The puckered edges of my scar are red and worried, just the way I want her to see them. Her hands clench tighter on the bridge's railing, but that is her only acknowledgement of the wound she gave me months ago.
"I will do it," she finally says. "I'll climb to Anafeal and give myself to her. I'll spend the last of my life to curse the remainder of his. See if I don't."
I force a laugh from my throat. "Suicide doesn't become you, sister. And Anafeal is just as likely to do nothing at all as she is to curse him. Either way, you'll be dead and never know the difference."
"Better death than watching this again and again."
Yet still her gaze remains stuck on Willem and the woman in blue. Our life spins in circles, the same conversation repeated with every new discovery of Willem's infidelity.
I'm sick of it.
"If you're going to do it," I say, "then just do it. I don't care what happens to you anymore."
Her hand snaps against my cheek. So hard my jaw trembles. So hard I grit my teeth to keep from crying out. I want to weep--for her, for Willem, for the words that just left my tongue--but if I do, she'll never forgive me.
"I think I'm done strolling today," I say instead.
Helene doesn't even nod in acknowledgement as I abandon her at the bridge, but I know what she's thinking. If anyone should climb to Anafeal to die, it's me. That's the only truth between us, anymore.
Before I fall asleep that night, I lay on the creaking servant's bed my sister decided two months ago would be mine, under sheets so threadbare they are near worthless, and I tug at the edges of my scar. I pick until tears sting my eyes, until my palm burns and starbursts of pain stab outward from it. I pick until the edges ripple red.

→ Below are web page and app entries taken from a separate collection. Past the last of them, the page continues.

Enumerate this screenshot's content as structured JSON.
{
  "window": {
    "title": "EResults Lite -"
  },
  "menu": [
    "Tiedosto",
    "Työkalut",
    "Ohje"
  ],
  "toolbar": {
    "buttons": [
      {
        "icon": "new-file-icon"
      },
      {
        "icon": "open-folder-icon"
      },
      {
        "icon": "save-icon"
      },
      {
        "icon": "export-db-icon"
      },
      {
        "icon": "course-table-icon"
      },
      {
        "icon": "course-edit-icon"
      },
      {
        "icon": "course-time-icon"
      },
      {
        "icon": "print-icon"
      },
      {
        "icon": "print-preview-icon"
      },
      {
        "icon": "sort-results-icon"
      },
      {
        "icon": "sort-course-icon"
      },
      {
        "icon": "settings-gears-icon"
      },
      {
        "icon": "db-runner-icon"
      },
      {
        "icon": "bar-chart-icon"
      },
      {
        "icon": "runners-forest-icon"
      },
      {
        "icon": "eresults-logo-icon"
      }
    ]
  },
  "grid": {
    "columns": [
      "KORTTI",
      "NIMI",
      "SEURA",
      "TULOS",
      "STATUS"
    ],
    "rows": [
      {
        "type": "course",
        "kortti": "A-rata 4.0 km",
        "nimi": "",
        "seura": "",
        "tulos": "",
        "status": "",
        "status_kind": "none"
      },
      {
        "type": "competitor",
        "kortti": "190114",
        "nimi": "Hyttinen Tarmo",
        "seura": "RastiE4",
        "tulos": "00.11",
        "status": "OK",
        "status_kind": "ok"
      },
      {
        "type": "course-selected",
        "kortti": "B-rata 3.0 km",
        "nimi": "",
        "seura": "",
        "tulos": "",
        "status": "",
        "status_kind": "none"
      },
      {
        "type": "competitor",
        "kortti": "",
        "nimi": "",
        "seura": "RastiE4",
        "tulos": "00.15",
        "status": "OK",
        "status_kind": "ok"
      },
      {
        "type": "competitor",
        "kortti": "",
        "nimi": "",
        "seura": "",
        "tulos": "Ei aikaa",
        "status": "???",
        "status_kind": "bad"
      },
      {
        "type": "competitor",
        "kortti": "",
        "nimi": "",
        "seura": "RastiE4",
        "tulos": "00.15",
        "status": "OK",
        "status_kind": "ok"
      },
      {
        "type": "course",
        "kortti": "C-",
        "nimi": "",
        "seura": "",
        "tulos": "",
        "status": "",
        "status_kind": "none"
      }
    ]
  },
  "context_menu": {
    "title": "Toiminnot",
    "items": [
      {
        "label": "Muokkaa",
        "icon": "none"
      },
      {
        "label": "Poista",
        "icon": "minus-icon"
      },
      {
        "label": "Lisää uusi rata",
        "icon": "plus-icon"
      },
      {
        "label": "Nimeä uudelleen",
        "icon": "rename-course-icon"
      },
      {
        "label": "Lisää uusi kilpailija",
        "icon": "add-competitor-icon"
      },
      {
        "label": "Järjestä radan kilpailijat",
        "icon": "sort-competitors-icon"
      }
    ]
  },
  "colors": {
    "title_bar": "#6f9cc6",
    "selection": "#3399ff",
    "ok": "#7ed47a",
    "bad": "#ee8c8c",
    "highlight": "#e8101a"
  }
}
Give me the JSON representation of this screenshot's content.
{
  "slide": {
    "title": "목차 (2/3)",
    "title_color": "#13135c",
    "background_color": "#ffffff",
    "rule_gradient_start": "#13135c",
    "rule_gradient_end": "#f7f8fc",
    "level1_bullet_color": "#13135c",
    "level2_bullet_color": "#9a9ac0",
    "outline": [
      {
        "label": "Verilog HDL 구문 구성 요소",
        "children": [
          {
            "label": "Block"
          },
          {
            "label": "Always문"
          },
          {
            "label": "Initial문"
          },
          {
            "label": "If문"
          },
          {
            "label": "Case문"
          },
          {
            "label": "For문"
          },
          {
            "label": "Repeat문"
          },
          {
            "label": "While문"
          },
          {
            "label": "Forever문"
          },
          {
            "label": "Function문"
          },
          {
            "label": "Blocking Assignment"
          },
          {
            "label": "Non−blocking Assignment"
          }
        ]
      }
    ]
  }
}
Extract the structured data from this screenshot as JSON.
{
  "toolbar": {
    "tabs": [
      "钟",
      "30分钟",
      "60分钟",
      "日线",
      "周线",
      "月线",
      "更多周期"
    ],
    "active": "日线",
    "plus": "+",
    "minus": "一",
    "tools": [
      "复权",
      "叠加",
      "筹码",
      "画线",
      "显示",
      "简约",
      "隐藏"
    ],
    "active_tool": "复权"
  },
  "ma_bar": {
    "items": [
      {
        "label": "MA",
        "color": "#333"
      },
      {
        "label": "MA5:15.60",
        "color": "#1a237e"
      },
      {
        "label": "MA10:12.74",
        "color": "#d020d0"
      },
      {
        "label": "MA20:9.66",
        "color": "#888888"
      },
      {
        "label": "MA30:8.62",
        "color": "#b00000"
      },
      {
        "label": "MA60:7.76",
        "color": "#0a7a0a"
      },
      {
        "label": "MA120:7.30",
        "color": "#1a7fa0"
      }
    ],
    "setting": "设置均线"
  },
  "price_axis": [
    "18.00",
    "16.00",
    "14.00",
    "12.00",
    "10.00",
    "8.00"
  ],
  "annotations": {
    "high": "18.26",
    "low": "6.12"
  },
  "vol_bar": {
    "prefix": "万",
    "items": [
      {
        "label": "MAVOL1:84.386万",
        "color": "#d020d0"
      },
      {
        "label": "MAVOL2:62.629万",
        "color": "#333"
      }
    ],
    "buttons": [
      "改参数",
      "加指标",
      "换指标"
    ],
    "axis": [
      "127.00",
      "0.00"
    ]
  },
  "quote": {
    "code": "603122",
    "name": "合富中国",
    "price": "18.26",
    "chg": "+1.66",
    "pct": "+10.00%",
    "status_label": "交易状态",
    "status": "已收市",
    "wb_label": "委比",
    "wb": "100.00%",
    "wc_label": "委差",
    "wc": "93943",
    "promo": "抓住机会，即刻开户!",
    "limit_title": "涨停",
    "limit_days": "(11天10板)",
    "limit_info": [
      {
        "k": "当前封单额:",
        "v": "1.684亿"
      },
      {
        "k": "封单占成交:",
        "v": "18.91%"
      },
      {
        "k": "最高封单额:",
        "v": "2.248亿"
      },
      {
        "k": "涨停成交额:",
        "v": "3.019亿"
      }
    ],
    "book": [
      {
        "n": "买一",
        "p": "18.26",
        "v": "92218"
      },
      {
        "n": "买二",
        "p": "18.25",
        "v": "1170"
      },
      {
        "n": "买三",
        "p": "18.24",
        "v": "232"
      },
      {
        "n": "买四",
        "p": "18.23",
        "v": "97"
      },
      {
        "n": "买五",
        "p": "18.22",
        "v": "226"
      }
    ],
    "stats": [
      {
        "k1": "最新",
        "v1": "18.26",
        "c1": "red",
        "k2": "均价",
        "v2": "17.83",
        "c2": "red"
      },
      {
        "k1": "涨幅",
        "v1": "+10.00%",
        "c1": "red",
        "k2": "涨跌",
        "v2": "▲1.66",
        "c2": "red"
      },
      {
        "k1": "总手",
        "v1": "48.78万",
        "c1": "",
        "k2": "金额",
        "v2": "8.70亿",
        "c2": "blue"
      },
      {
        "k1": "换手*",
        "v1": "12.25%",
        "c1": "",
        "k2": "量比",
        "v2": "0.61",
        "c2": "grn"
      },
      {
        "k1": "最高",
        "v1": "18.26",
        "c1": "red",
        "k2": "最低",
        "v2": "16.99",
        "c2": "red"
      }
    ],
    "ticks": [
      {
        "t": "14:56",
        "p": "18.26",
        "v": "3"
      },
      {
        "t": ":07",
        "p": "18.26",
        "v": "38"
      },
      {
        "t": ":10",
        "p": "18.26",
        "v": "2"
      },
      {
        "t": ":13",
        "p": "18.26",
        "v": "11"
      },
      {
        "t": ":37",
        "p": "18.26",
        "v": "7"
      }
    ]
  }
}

Someday, Helene will see this scar and weep. Only then will I know she's forgiven me. Only then will I be able to forgive myself.
Come morning, I knock at Helene's door. "Wake up."
This should be a servant's job, but my sister trusts no one in the house anymore. I'm only tolerated because I'm family and have nowhere else to go. I make a poor servant, but Helene argues I'm a better servant than I am a sister. I think I'm bad at both.
She doesn't answer her door, so I knock again.
Still no response.
Cautiously, I toe down the hallway to Willem's door and ponder whether to wake him. She wouldn't be here--not after yesterday. It'll be days before she forgives him.
The only other possibility is unthinkable, though.
I knock on his door and swallow back the trembling in my chest.
By the time he answers, I'm ready to run. But then he opens the door, a loose robe tossed casually over his shoulders, leaving most of him exposed. He leans into the doorframe, not bothering to hide anything, and smiles.
"A bit early for a visit, don't you think?"